    That the A&A is a 'really cool building’ is entirely your opinion and you are entitled to it, just as I am entitled to my opinion that it is an ugly eye-sore that adds to the stereotypes of downtown new haven as a mixed bag of either pretty, unsophisticated neo-gothic buildings (which I love regardless of whether they’re really considered unauthentic or not) or utterly dreary, out-dated architectural statements.

    In response to “although I've never heard anyone say that someone who doesn't like the A&A is an idiot,” I’d say you might never have heard that, but I have and the undertones are present in #6’s comments. #6 states that, “#4 why are you qualified to engage in architectural criticism? Did you study it? Doesn't sound like it.” My opinion happens to align with #4 so perhaps I took special offense, but if that doesn’t sound like academic condescension, perhaps you and I share two things: 1. distaste for #6’s assertion about non-architects and 2. an inclination for naïvely dismissing anyone with a different opinion.
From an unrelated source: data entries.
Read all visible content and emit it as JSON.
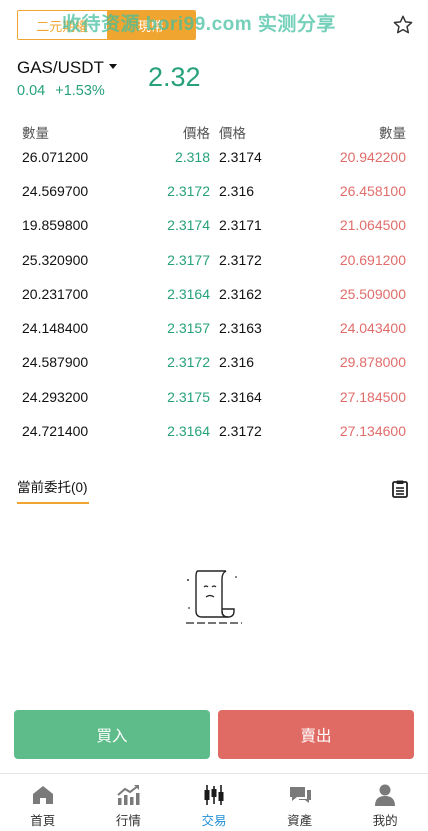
{
  "header": {
    "seg_option_1": "二元期權",
    "seg_option_2": "現幣",
    "watermark": "收待资源 bori99.com 实测分享"
  },
  "ticker": {
    "pair": "GAS/USDT",
    "price": "2.32",
    "change_abs": "0.04",
    "change_pct": "+1.53%"
  },
  "orderbook": {
    "headers": {
      "qty_left": "數量",
      "price_left": "價格",
      "price_right": "價格",
      "qty_right": "數量"
    },
    "rows": [
      {
        "bid_qty": "26.071200",
        "bid_price": "2.318",
        "ask_price": "2.3174",
        "ask_qty": "20.942200"
      },
      {
        "bid_qty": "24.569700",
        "bid_price": "2.3172",
        "ask_price": "2.316",
        "ask_qty": "26.458100"
      },
      {
        "bid_qty": "19.859800",
        "bid_price": "2.3174",
        "ask_price": "2.3171",
        "ask_qty": "21.064500"
      },
      {
        "bid_qty": "25.320900",
        "bid_price": "2.3177",
        "ask_price": "2.3172",
        "ask_qty": "20.691200"
      },
      {
        "bid_qty": "20.231700",
        "bid_price": "2.3164",
        "ask_price": "2.3162",
        "ask_qty": "25.509000"
      },
      {
        "bid_qty": "24.148400",
        "bid_price": "2.3157",
        "ask_price": "2.3163",
        "ask_qty": "24.043400"
      },
      {
        "bid_qty": "24.587900",
        "bid_price": "2.3172",
        "ask_price": "2.316",
        "ask_qty": "29.878000"
      },
      {
        "bid_qty": "24.293200",
        "bid_price": "2.3175",
        "ask_price": "2.3164",
        "ask_qty": "27.184500"
      },
      {
        "bid_qty": "24.721400",
        "bid_price": "2.3164",
        "ask_price": "2.3172",
        "ask_qty": "27.134600"
      }
    ]
  },
  "orders": {
    "tab_label": "當前委托(0)"
  },
  "actions": {
    "buy_label": "買入",
    "sell_label": "賣出"
  },
  "tabbar": {
    "items": [
      {
        "label": "首頁",
        "icon": "home-icon"
      },
      {
        "label": "行情",
        "icon": "market-chart-icon"
      },
      {
        "label": "交易",
        "icon": "candlestick-icon",
        "active": true
      },
      {
        "label": "資產",
        "icon": "wallet-icon"
      },
      {
        "label": "我的",
        "icon": "user-icon"
      }
    ]
  },
  "colors": {
    "accent": "#f0a530",
    "up": "#26a17b",
    "down": "#e06d6a",
    "buy_button": "#5ebc8a",
    "sell_button": "#e06b65",
    "tab_active": "#1f8ed6"
  }
}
    Im just kidding about number two of course! But I think you read more into my post than was there – I called no one an ‘idiot’ – I just wanted to set some balance in the conversation and remind the more supercilious among us that other opinions matter even within an academic discussion (I’ve taken my fare share of art and architecture classes for a non-architecture major and was often alarmed at the dismissive tone towards the opinions of people outside of our ivy-lined walls.)